  • Make Kay

    What a great quote: “The legendary Jude Devereaux often notes how difficult it is to surprise readers who already know the ending.” And a fabulous post-cheers! I’m glad you are a part of our romance community!

  • Joan Varner

    Thank you for your post. For me it was this part of your post that I totally resonated with: “romance novels teach us all to…to examine our choices, to ask for more
    from our lives, to honor emotion and experiences different from our own,
    and to take concrete steps toward our possible Happy Endings.”

  • Patty Vasquez

    I’m really happy to hear that when you were introduced to read in Manhattan the fact that you write gay romance wasn’t part of your introduction. That speaks volumes as to the growing belief that love is love. I’m also glad you’re here writing today. I don’t think many people realize how many men- gay and straight- read romance novels. Because romance is stigmatized, men will rarely admit that they read in the genre. However, there are many really terrific male romance authors. It will be another measure of success when all of you get recognition for your excellent storytelling. p.s. I totally agree with your recommendation of Tere Michaels’ and Linnea Sinclair’s books!

  • Eileen Aberman-Wells

    I loved your essay!! You brought up a number of wonderful points!! I’m looking forward to checking out your books. I hope that some day soon this world will be more tolerant of anyone different than what is considered the norm.

  • cheryl c.

    It is nice to read a post by a guy who actually “gets” romance.

  • Damon Suede

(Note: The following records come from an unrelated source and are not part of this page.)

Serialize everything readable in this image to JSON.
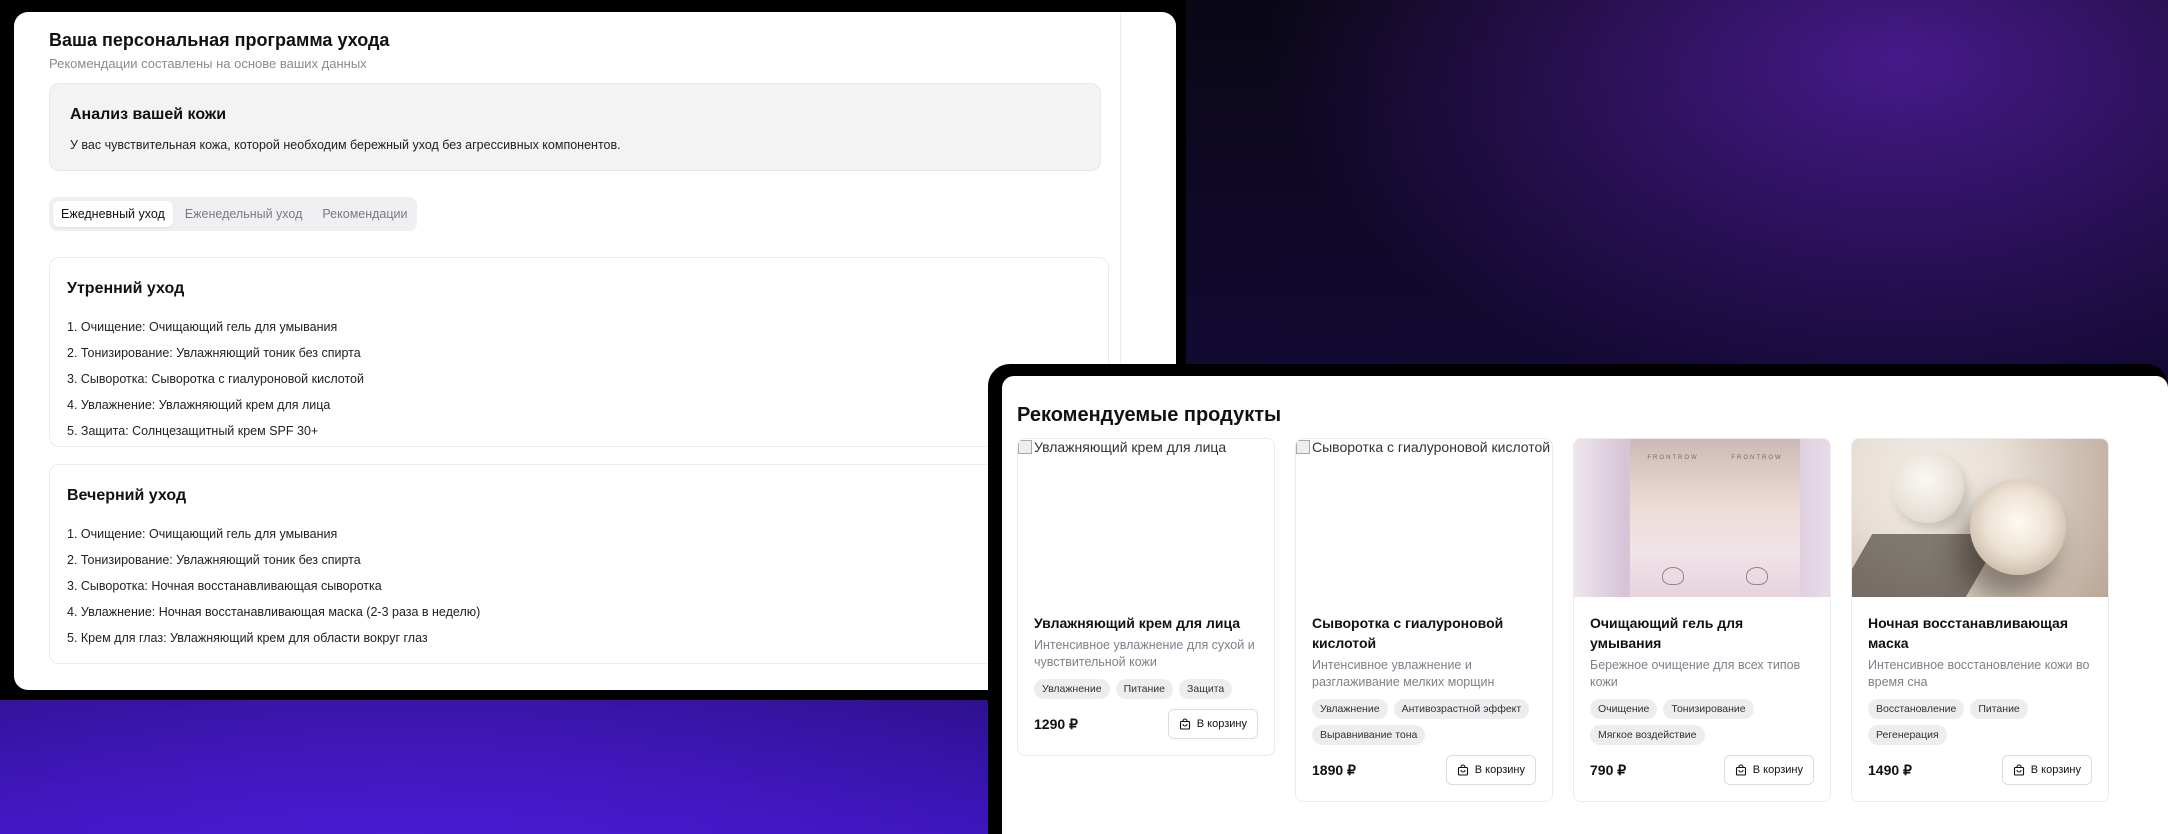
{
  "program": {
    "title": "Ваша персональная программа ухода",
    "subtitle": "Рекомендации составлены на основе ваших данных"
  },
  "analysis": {
    "title": "Анализ вашей кожи",
    "text": "У вас чувствительная кожа, которой необходим бережный уход без агрессивных компонентов."
  },
  "tabs": [
    {
      "label": "Ежедневный уход",
      "active": true
    },
    {
      "label": "Еженедельный уход",
      "active": false
    },
    {
      "label": "Рекомендации",
      "active": false
    }
  ],
  "morning": {
    "title": "Утренний уход",
    "steps": [
      "1. Очищение: Очищающий гель для умывания",
      "2. Тонизирование: Увлажняющий тоник без спирта",
      "3. Сыворотка: Сыворотка с гиалуроновой кислотой",
      "4. Увлажнение: Увлажняющий крем для лица",
      "5. Защита: Солнцезащитный крем SPF 30+"
    ]
  },
  "evening": {
    "title": "Вечерний уход",
    "steps": [
      "1. Очищение: Очищающий гель для умывания",
      "2. Тонизирование: Увлажняющий тоник без спирта",
      "3. Сыворотка: Ночная восстанавливающая сыворотка",
      "4. Увлажнение: Ночная восстанавливающая маска (2-3 раза в неделю)",
      "5. Крем для глаз: Увлажняющий крем для области вокруг глаз"
    ]
  },
  "products": {
    "title": "Рекомендуемые продукты",
    "cart_label": "В корзину",
    "items": [
      {
        "name": "Увлажняющий крем для лица",
        "alt": "Увлажняющий крем для лица",
        "image_loaded": false,
        "desc": "Интенсивное увлажнение для сухой и чувствительной кожи",
        "tags": [
          "Увлажнение",
          "Питание",
          "Защита"
        ],
        "price": "1290 ₽"
      },
      {
        "name": "Сыворотка с гиалуроновой кислотой",
        "alt": "Сыворотка с гиалуроновой кислотой",
        "image_loaded": false,
        "desc": "Интенсивное увлажнение и разглаживание мелких морщин",
        "tags": [
          "Увлажнение",
          "Антивозрастной эффект",
          "Выравнивание тона"
        ],
        "price": "1890 ₽"
      },
      {
        "name": "Очищающий гель для умывания",
        "alt": "Очищающий гель для умывания",
        "image_loaded": true,
        "image_text": "FRONTROW",
        "desc": "Бережное очищение для всех типов кожи",
        "tags": [
          "Очищение",
          "Тонизирование",
          "Мягкое воздействие"
        ],
        "price": "790 ₽"
      },
      {
        "name": "Ночная восстанавливающая маска",
        "alt": "Ночная восстанавливающая маска",
        "image_loaded": true,
        "desc": "Интенсивное восстановление кожи во время сна",
        "tags": [
          "Восстановление",
          "Питание",
          "Регенерация"
        ],
        "price": "1490 ₽"
      }
    ]
  }
}
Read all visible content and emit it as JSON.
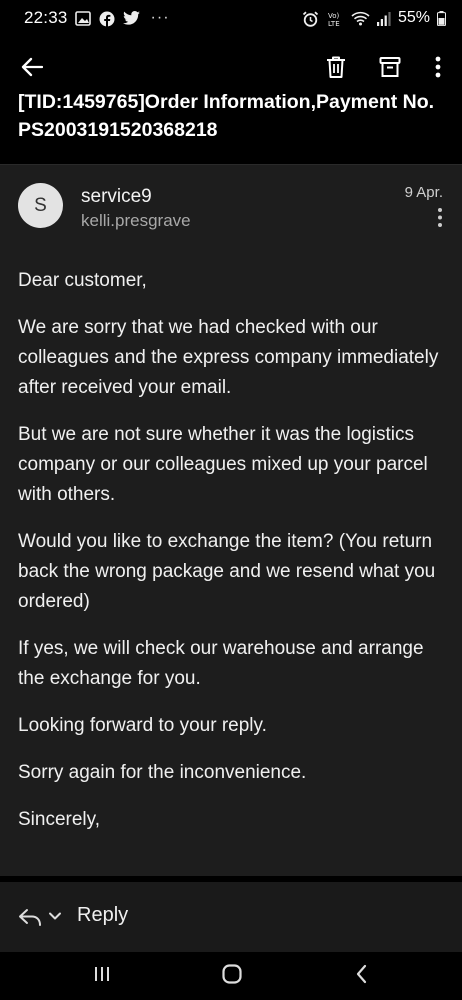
{
  "status_bar": {
    "time": "22:33",
    "left_icons": [
      "gallery-icon",
      "facebook-icon",
      "twitter-icon"
    ],
    "more_notifications": "···",
    "right_icons": [
      "alarm-icon",
      "volte-icon",
      "wifi-icon",
      "signal-icon"
    ],
    "battery_percent": "55%"
  },
  "app_bar": {
    "icons": [
      "back-arrow-icon",
      "trash-icon",
      "archive-icon",
      "more-vert-icon"
    ]
  },
  "subject": "[TID:1459765]Order Information,Payment No.PS2003191520368218",
  "message": {
    "avatar_letter": "S",
    "sender_name": "service9",
    "sender_email": "kelli.presgrave",
    "date": "9 Apr.",
    "body": [
      "Dear customer,",
      "We are sorry that we had checked with our colleagues and the express company immediately after received your email.",
      "But we are not sure whether it was the logistics company or our colleagues mixed up your parcel with others.",
      "Would you like to exchange the item? (You return back the wrong package and we resend what you ordered)",
      "If yes, we will check our warehouse and arrange the exchange for you.",
      "Looking forward to your reply.",
      "Sorry again for the inconvenience.",
      "Sincerely,"
    ]
  },
  "reply_bar": {
    "label": "Reply"
  },
  "nav_bar": {
    "icons": [
      "recent-apps-icon",
      "home-icon",
      "back-icon"
    ]
  },
  "colors": {
    "background": "#000000",
    "card": "#1d1d1d",
    "text": "#f0f0f0",
    "secondary_text": "#a8a8a8",
    "avatar": "#e3e3e3"
  }
}
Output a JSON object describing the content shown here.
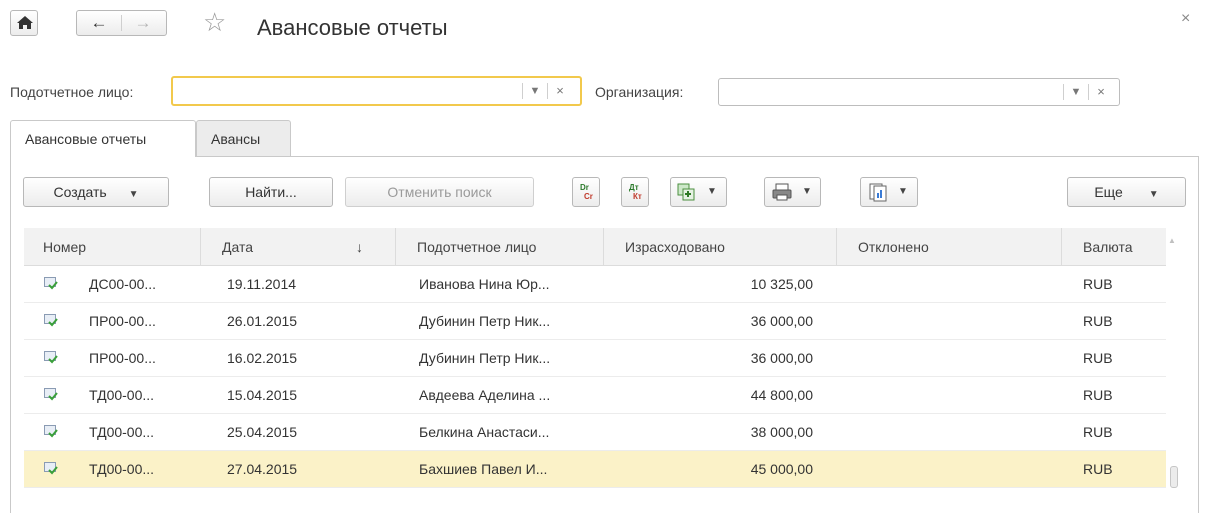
{
  "window": {
    "title": "Авансовые отчеты"
  },
  "filters": {
    "person_label": "Подотчетное лицо:",
    "person_value": "",
    "org_label": "Организация:",
    "org_value": ""
  },
  "tabs": [
    {
      "label": "Авансовые отчеты",
      "active": true
    },
    {
      "label": "Авансы",
      "active": false
    }
  ],
  "toolbar": {
    "create_label": "Создать",
    "find_label": "Найти...",
    "cancel_search_label": "Отменить поиск",
    "more_label": "Еще",
    "dr_top": "Dr",
    "dr_bottom": "Cr",
    "dt_top": "Дт",
    "dt_bottom": "Кт"
  },
  "table": {
    "columns": [
      "Номер",
      "Дата",
      "Подотчетное лицо",
      "Израсходовано",
      "Отклонено",
      "Валюта"
    ],
    "sort_indicator": "↓",
    "rows": [
      {
        "number": "ДС00-00...",
        "date": "19.11.2014",
        "person": "Иванова Нина Юр...",
        "spent": "10 325,00",
        "rejected": "",
        "currency": "RUB"
      },
      {
        "number": "ПР00-00...",
        "date": "26.01.2015",
        "person": "Дубинин Петр Ник...",
        "spent": "36 000,00",
        "rejected": "",
        "currency": "RUB"
      },
      {
        "number": "ПР00-00...",
        "date": "16.02.2015",
        "person": "Дубинин Петр Ник...",
        "spent": "36 000,00",
        "rejected": "",
        "currency": "RUB"
      },
      {
        "number": "ТД00-00...",
        "date": "15.04.2015",
        "person": "Авдеева Аделина ...",
        "spent": "44 800,00",
        "rejected": "",
        "currency": "RUB"
      },
      {
        "number": "ТД00-00...",
        "date": "25.04.2015",
        "person": "Белкина Анастаси...",
        "spent": "38 000,00",
        "rejected": "",
        "currency": "RUB"
      },
      {
        "number": "ТД00-00...",
        "date": "27.04.2015",
        "person": "Бахшиев Павел И...",
        "spent": "45 000,00",
        "rejected": "",
        "currency": "RUB",
        "selected": true
      }
    ]
  },
  "icons": {
    "home": "home-icon",
    "back": "arrow-left-icon",
    "forward": "arrow-right-icon",
    "favorite": "star-icon",
    "close": "close-icon",
    "doc_posted": "document-posted-icon"
  },
  "colors": {
    "focus_border": "#f2c94c",
    "selected_row": "#fbf2c8",
    "header_bg": "#f2f2f2"
  }
}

    Thanks so much, y’all! <3 The amazing thing about romance right now is how much broader its reach is compared to 20 years ago. The cultural landscape is changing, f'sure. And I love seeing the shift. Still, the weird romance shaming gives me a freaky pause every time I encounter it. So weird, so pointed…and so obviously directed at "silly" women. Sexism runs deep in our pop culture.

  • Stephanie M.

    I am thrilled to see you on the RARM site. A man who writes romance is a winner in my eyes. Thank you!

  • Pamby50

    It was my anniversary on the 8th so I just finished reading your post. A good romance takes you on a journey that ends with HEA. Welcome to our world & I look forward to reading Hot Head.

  • Sharon Forbes

    I really enjoyed your post. It is so great to get a male perspective on romance!

  • So cool to get to learn more about Damon! I met him at Barbara Vey’s Luncheon in April earlier this year – before that, I’d never read, or even come across, his style of writing and characters. So glad you are writing and sharing your awesome stories! Fingers crossed that I win, I love audiobooks. 😉

  • Elizabeth Gray

    Loved the essay. I think romance is romance, no matter who the characters are. I believe there should not be a division between romance, gay romance, or even those written by African-American writers. If it’s a good book, you’ll read it without seeing the differences.

  • rebecca moe

    Loved your post, Damon! Thanks for sharing 🙂